▸ PROBLEM TO SOLVE:
Find and return every line of the data that contains the word "Other".

(Data about app and page elements)
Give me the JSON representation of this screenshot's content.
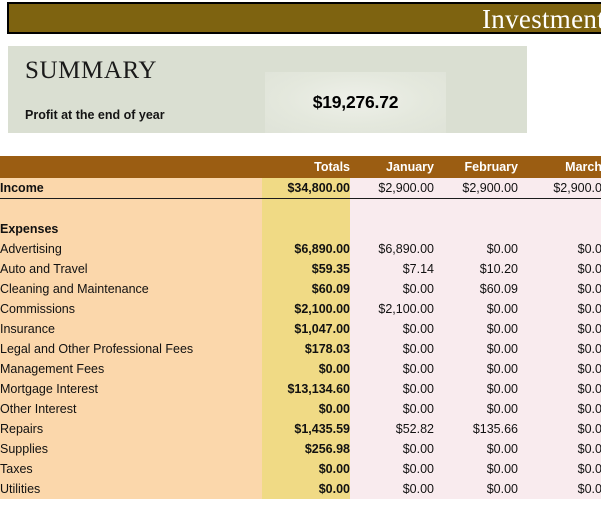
{
  "title_bar": {
    "title": "Investment"
  },
  "summary": {
    "heading": "SUMMARY",
    "subtitle": "Profit at the end of year",
    "profit_value": "$19,276.72"
  },
  "table": {
    "columns": [
      "",
      "Totals",
      "January",
      "February",
      "March"
    ],
    "income": {
      "label": "Income",
      "totals": "$34,800.00",
      "january": "$2,900.00",
      "february": "$2,900.00",
      "march": "$2,900.0"
    },
    "expenses_header": "Expenses",
    "expenses": [
      {
        "label": "Advertising",
        "totals": "$6,890.00",
        "january": "$6,890.00",
        "february": "$0.00",
        "march": "$0.0"
      },
      {
        "label": "Auto and Travel",
        "totals": "$59.35",
        "january": "$7.14",
        "february": "$10.20",
        "march": "$0.0"
      },
      {
        "label": "Cleaning and Maintenance",
        "totals": "$60.09",
        "january": "$0.00",
        "february": "$60.09",
        "march": "$0.0"
      },
      {
        "label": "Commissions",
        "totals": "$2,100.00",
        "january": "$2,100.00",
        "february": "$0.00",
        "march": "$0.0"
      },
      {
        "label": "Insurance",
        "totals": "$1,047.00",
        "january": "$0.00",
        "february": "$0.00",
        "march": "$0.0"
      },
      {
        "label": "Legal and Other Professional Fees",
        "totals": "$178.03",
        "january": "$0.00",
        "february": "$0.00",
        "march": "$0.0"
      },
      {
        "label": "Management Fees",
        "totals": "$0.00",
        "january": "$0.00",
        "february": "$0.00",
        "march": "$0.0"
      },
      {
        "label": "Mortgage Interest",
        "totals": "$13,134.60",
        "january": "$0.00",
        "february": "$0.00",
        "march": "$0.0"
      },
      {
        "label": "Other Interest",
        "totals": "$0.00",
        "january": "$0.00",
        "february": "$0.00",
        "march": "$0.0"
      },
      {
        "label": "Repairs",
        "totals": "$1,435.59",
        "january": "$52.82",
        "february": "$135.66",
        "march": "$0.0"
      },
      {
        "label": "Supplies",
        "totals": "$256.98",
        "january": "$0.00",
        "february": "$0.00",
        "march": "$0.0"
      },
      {
        "label": "Taxes",
        "totals": "$0.00",
        "january": "$0.00",
        "february": "$0.00",
        "march": "$0.0"
      },
      {
        "label": "Utilities",
        "totals": "$0.00",
        "january": "$0.00",
        "february": "$0.00",
        "march": "$0.0"
      }
    ]
  },
  "colors": {
    "banner": "#7e6310",
    "summary_panel": "#dadfd2",
    "table_header": "#9b5d12",
    "label_column": "#fbd7ab",
    "totals_column": "#f0da85",
    "month_column": "#f9ebee"
  }
}
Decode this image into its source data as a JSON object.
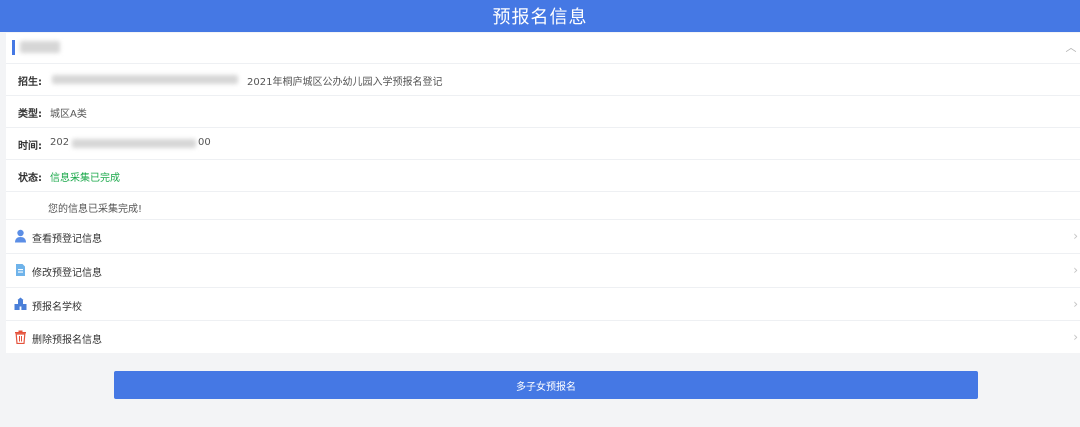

▸ ANSWER FOR THIS EXERCISE:
        "label": "Legal and Other Professional Fees",
        "label": "Other Interest",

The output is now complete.